So here I am: booted, after a fashion, and standing on these planks, with sticks in my hands. I couldn't move. Not from fear, although that played a part; I just couldn't figure out how to move my feet, which were now almost two meters long. And heavy. And didn't bend. My boyfriend took one elbow, the guy from the ski shop took the other, together they raised me off the ground, carried me to the ski school, and plopped me down. Boyfriend says he'll be back for lunch and leaves me to it.
I am the only adult in a class of children -- a dozen 4-year-olds and two kids who turn out to be an 11- and 12-year-old sister and brother. Now I am not only terrified, I'm embarrassed.
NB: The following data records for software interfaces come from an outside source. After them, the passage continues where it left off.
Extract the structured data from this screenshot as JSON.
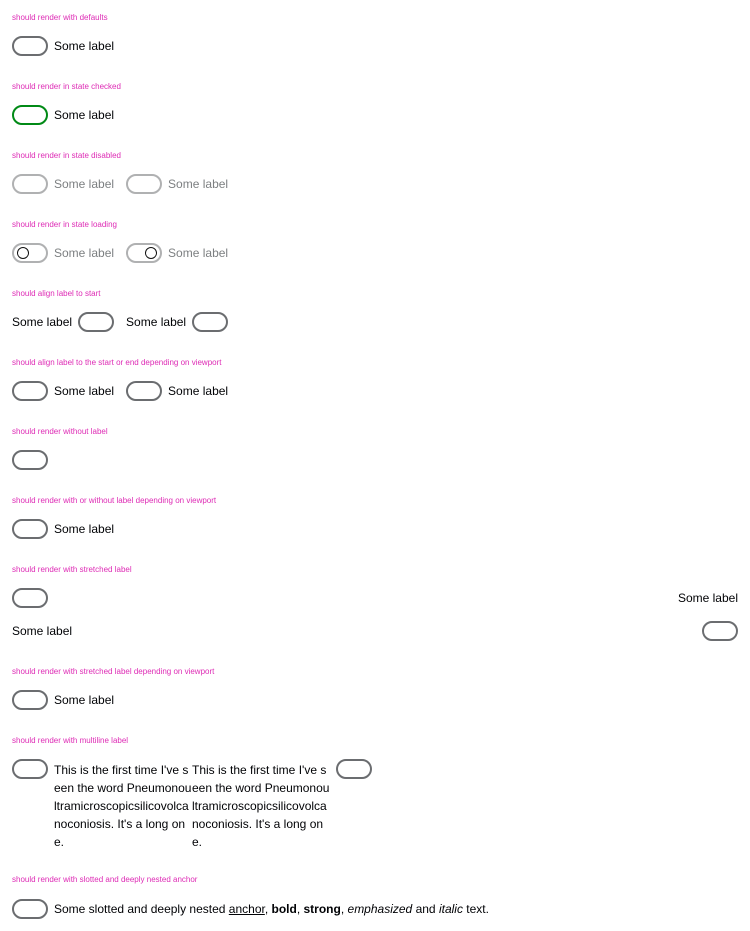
{
  "sections": [
    {
      "heading": "should render with defaults"
    },
    {
      "heading": "should render in state checked"
    },
    {
      "heading": "should render in state disabled"
    },
    {
      "heading": "should render in state loading"
    },
    {
      "heading": "should align label to start"
    },
    {
      "heading": "should align label to the start or end depending on viewport"
    },
    {
      "heading": "should render without label"
    },
    {
      "heading": "should render with or without label depending on viewport"
    },
    {
      "heading": "should render with stretched label"
    },
    {
      "heading": "should render with stretched label depending on viewport"
    },
    {
      "heading": "should render with multiline label"
    },
    {
      "heading": "should render with slotted and deeply nested anchor"
    }
  ],
  "label": "Some label",
  "multiline_label": "This is the first time I've seen the word Pneumonoultramicroscopicsilicovolcanoconiosis. It's a long one.",
  "rich": {
    "prefix": "Some slotted and deeply nested ",
    "anchor": "anchor",
    "comma1": ", ",
    "bold": "bold",
    "comma2": ", ",
    "strong": "strong",
    "comma3": ", ",
    "emphasized": "emphasized",
    "and": " and ",
    "italic": "italic",
    "suffix": " text."
  },
  "colors": {
    "heading": "#de2bb5",
    "checked": "#018a16",
    "border": "#6b6d70"
  }
}
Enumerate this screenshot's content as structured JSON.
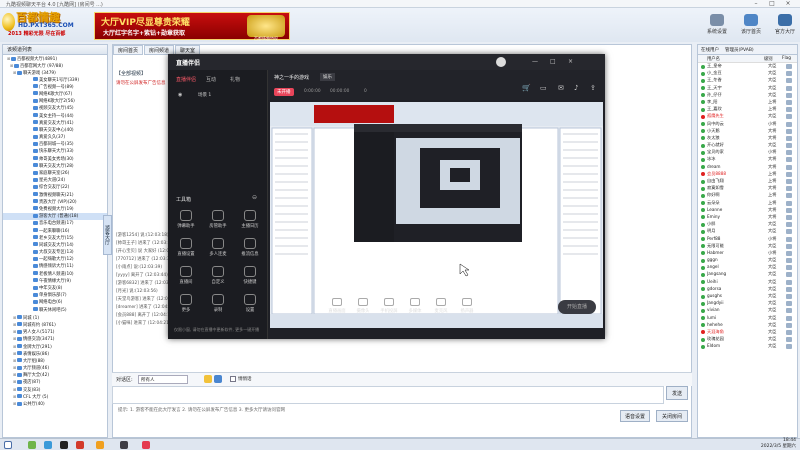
{
  "window": {
    "title": "九酷视频聊天平台 4.0 [九酷网] (房间号 ...)"
  },
  "banner": {
    "brand": "百都情趣",
    "url": "HD.PXT365.COM",
    "slogan": "2013 精彩无限 尽在百都",
    "vip_line1": "大厅VIP尽显尊贵荣耀",
    "vip_line2": "大厅红字名字+紫钻+勋章获取",
    "vip_seal_text": "百都情趣特权",
    "top_buttons": [
      {
        "label": "系统设置",
        "icon": "gear-icon",
        "color": "#7a8ea8"
      },
      {
        "label": "该厅首页",
        "icon": "home-icon",
        "color": "#4f86c6"
      },
      {
        "label": "官方大厅",
        "icon": "monitor-icon",
        "color": "#3b6ea8"
      }
    ]
  },
  "left": {
    "header": "该频道列表",
    "side_tab": "游客大厅",
    "items": [
      "百都视频大厅(4891)",
      "百都官网大厅 (97/88)",
      "聊天游戏 (3479)",
      "美女聊天1号厅(339)",
      "广告视频一号(89)",
      "网络K歌大厅(67)",
      "网络K歌大厅2(56)",
      "视频交友大厅(45)",
      "美女主持一号(44)",
      "真爱交友大厅(41)",
      "聊天交友中心(40)",
      "真爱久久(37)",
      "百都同城一号(35)",
      "快乐聊天大厅(33)",
      "帅哥美女秀场(30)",
      "聊天交友大厅(28)",
      "家庭聊天室(26)",
      "星光大道(24)",
      "综合交友厅(22)",
      "激情视频聊天(21)",
      "贵族大厅 (VIP)(20)",
      "免费视频大厅(19)",
      "游客大厅 (普通)(18)",
      "音乐电台频道(17)",
      "一起来聊聊(16)",
      "老乡交友大厅(15)",
      "同城交友大厅(14)",
      "大叔交友专区(13)",
      "一起嗨歌大厅(12)",
      "情感倾诉大厅(11)",
      "老板情人频道(10)",
      "午夜情缘大厅(9)",
      "中年交友(8)",
      "单身俱乐部(7)",
      "网络电台(6)",
      "聊天休闲吧(5)",
      "同城 (1)",
      "同城有约 (8761)",
      "男人女人(5171)",
      "情感交流(3471)",
      "金牌大厅(291)",
      "表情娱乐(86)",
      "大厅组(88)",
      "大厅频道(46)",
      "舞厅大全(42)",
      "夜店(87)",
      "交友(83)",
      "CFL 大厅 (5)",
      "公共厅(40)"
    ]
  },
  "room": {
    "tabs": [
      "房间首页",
      "房间频道",
      "聊天室"
    ],
    "caption": "【全部视频】",
    "warning": "请勿在公屏发布广告信息",
    "messages": [
      "[游客1254] 说:(12:03:18)",
      "[帅哥王子] 进来了 (12:03:20)",
      "[开心宝贝] 说 大家好 (12:03:25)",
      "[770712] 进来了 (12:03:31)",
      "[小雨点] 说:(12:03:39)",
      "[yyyy] 离开了 (12:03:44)",
      "[游客6832] 进来了 (12:03:50)",
      "[月光] 说:(12:03:56)",
      "[天堂鸟游客] 进来了 (12:04:02)",
      "[dreamer] 进来了 (12:04:09)",
      "[会员888] 离开了 (12:04:15)",
      "[小猫咪] 进来了 (12:04:21)"
    ],
    "input_label": "对话区:",
    "input_select": "所有人",
    "checkbox_label": "悄悄话",
    "send_label": "发送",
    "notice": "提示: 1. 游客不能在此大厅发言  2. 请勿在公屏发布广告信息  3. 更多大厅请访问官网",
    "btn_setting": "语音设置",
    "btn_close": "关闭房间"
  },
  "right": {
    "tabs": [
      "在线用户",
      "管理员(PVAB)"
    ],
    "col_user": "用户名",
    "col_level": "级别",
    "col_flag": "Flag",
    "users": [
      {
        "name": "王_皇帝",
        "level": "大臣",
        "color": "#39a84a"
      },
      {
        "name": "小_金豆",
        "level": "大臣",
        "color": "#39a84a"
      },
      {
        "name": "王_冬香",
        "level": "大臣",
        "color": "#39a84a"
      },
      {
        "name": "王_天宇",
        "level": "大臣",
        "color": "#39a84a"
      },
      {
        "name": "孙_仔仔",
        "level": "大臣",
        "color": "#39a84a"
      },
      {
        "name": "李_阳",
        "level": "上将",
        "color": "#39a84a"
      },
      {
        "name": "王_嘉欣",
        "level": "上将",
        "color": "#39a84a"
      },
      {
        "name": "孤鹰先生",
        "level": "大臣",
        "color": "#e02020"
      },
      {
        "name": "风中的云",
        "level": "小将",
        "color": "#39a84a"
      },
      {
        "name": "小天鹅",
        "level": "大将",
        "color": "#39a84a"
      },
      {
        "name": "灰太狼",
        "level": "大将",
        "color": "#39a84a"
      },
      {
        "name": "开心就好",
        "level": "大臣",
        "color": "#39a84a"
      },
      {
        "name": "宝贝的家",
        "level": "小将",
        "color": "#39a84a"
      },
      {
        "name": "冰冰",
        "level": "大将",
        "color": "#39a84a"
      },
      {
        "name": "dream",
        "level": "大将",
        "color": "#39a84a"
      },
      {
        "name": "会员8888",
        "level": "上将",
        "color": "#e02020"
      },
      {
        "name": "自由飞翔",
        "level": "上将",
        "color": "#39a84a"
      },
      {
        "name": "寂寞如雪",
        "level": "大将",
        "color": "#39a84a"
      },
      {
        "name": "你好啊",
        "level": "上将",
        "color": "#39a84a"
      },
      {
        "name": "云朵朵",
        "level": "上将",
        "color": "#39a84a"
      },
      {
        "name": "Leanne",
        "level": "大将",
        "color": "#39a84a"
      },
      {
        "name": "Eminy",
        "level": "大将",
        "color": "#39a84a"
      },
      {
        "name": "小胖",
        "level": "大臣",
        "color": "#39a84a"
      },
      {
        "name": "明月",
        "level": "大臣",
        "color": "#39a84a"
      },
      {
        "name": "Perf88",
        "level": "小将",
        "color": "#39a84a"
      },
      {
        "name": "无限可能",
        "level": "大臣",
        "color": "#39a84a"
      },
      {
        "name": "Habmer",
        "level": "小将",
        "color": "#39a84a"
      },
      {
        "name": "gggn",
        "level": "大臣",
        "color": "#39a84a"
      },
      {
        "name": "angel",
        "level": "大臣",
        "color": "#39a84a"
      },
      {
        "name": "Jangsang",
        "level": "大臣",
        "color": "#39a84a"
      },
      {
        "name": "Ueihi",
        "level": "大臣",
        "color": "#39a84a"
      },
      {
        "name": "gdorsa",
        "level": "大臣",
        "color": "#39a84a"
      },
      {
        "name": "gusghs",
        "level": "大臣",
        "color": "#39a84a"
      },
      {
        "name": "Jangdyii",
        "level": "大臣",
        "color": "#39a84a"
      },
      {
        "name": "vivian",
        "level": "大臣",
        "color": "#39a84a"
      },
      {
        "name": "lumi",
        "level": "大臣",
        "color": "#39a84a"
      },
      {
        "name": "hehehe",
        "level": "大臣",
        "color": "#39a84a"
      },
      {
        "name": "天涯海角",
        "level": "大臣",
        "color": "#e02020"
      },
      {
        "name": "玫瑰花园",
        "level": "大臣",
        "color": "#39a84a"
      },
      {
        "name": "Eldom",
        "level": "大臣",
        "color": "#39a84a"
      }
    ]
  },
  "obs": {
    "logo": "直播伴侣",
    "tabs": [
      "直播伴侣",
      "互动",
      "礼物"
    ],
    "scene_title": "神之一手的游戏",
    "scene_tag": "娱乐",
    "live_state": "未开播",
    "stats": [
      "0:00:00",
      "00:00:00",
      "0"
    ],
    "scene_label": "场景 1",
    "tools_title": "工具箱",
    "tools": [
      "弹幕助手",
      "房管助手",
      "主播日历",
      "直播设置",
      "多人连麦",
      "推流信息",
      "直播间",
      "自定义",
      "快捷键",
      "更多",
      "录制",
      "设置"
    ],
    "controls": [
      "直播画面",
      "摄像头",
      "手机投屏",
      "多媒体",
      "麦克风",
      "扬声器"
    ],
    "start_button": "开始直播",
    "footer_tip": "仅限小窗, 请勿在直播中更新软件, 更多一键开播"
  },
  "taskbar": {
    "time": "18:44",
    "date": "2022/3/5 星期六"
  }
}
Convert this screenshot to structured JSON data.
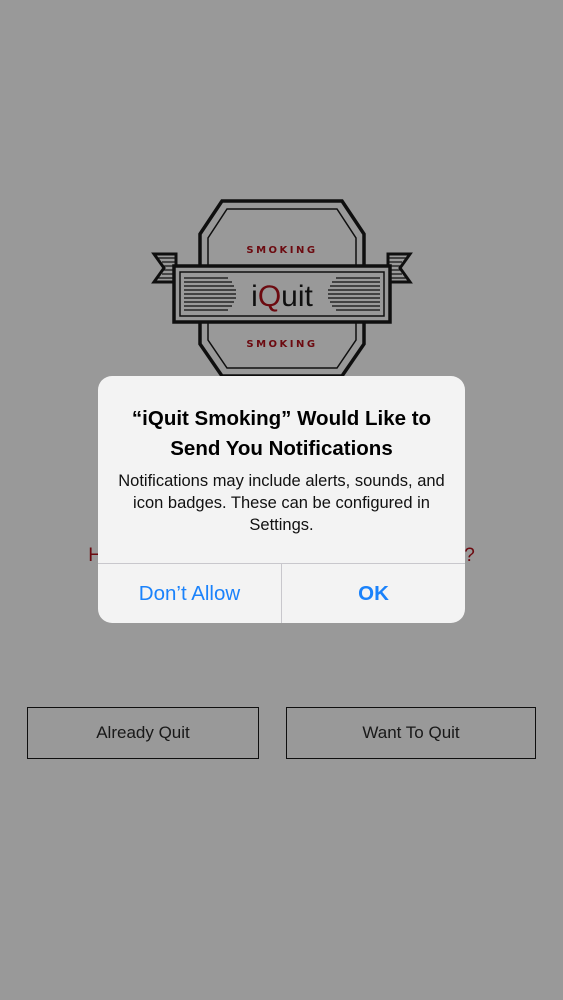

The instructor separates us into two groups. I'm with the big kids. As the three of us wait for the instructor to sort out the babies, the 12-year-old (boy, of course) looks up at me with a malevolent eye, and demands,
"Is this going to take long?" Like it's my fault we're here.
"Why?" I answer. "You in a hurry?" (You little creep.)
"My father says," he says, "I can't go up there," pointing at the equivalent of Mont Blanc, "until I have a lesson." ('Course it's your fault. Grown-ups are all in league.)
"Shut up, kid." No, I didn't say that. But I thought it.
Finally, the instructor gets back to us and takes us to the top (top! ha ha!) of the nursery slope. I have no memory of how he got me there, because I was still incapable of locomotion on my own. But there I was, at the top, looking down the vast expanse (ten meters?) of baby slope (baby flat?), being instructed to turn my toes in and go! I think he pushed me.
And I never wanted to stop.
It was unimaginable freedom and lightness. It must be what hangliders search for, or pilots or sky divers. I was flying. No, I was floating. I was floating and flying.
Then you spend the next 30 or 40 or 50 years trying to recapture that feeling.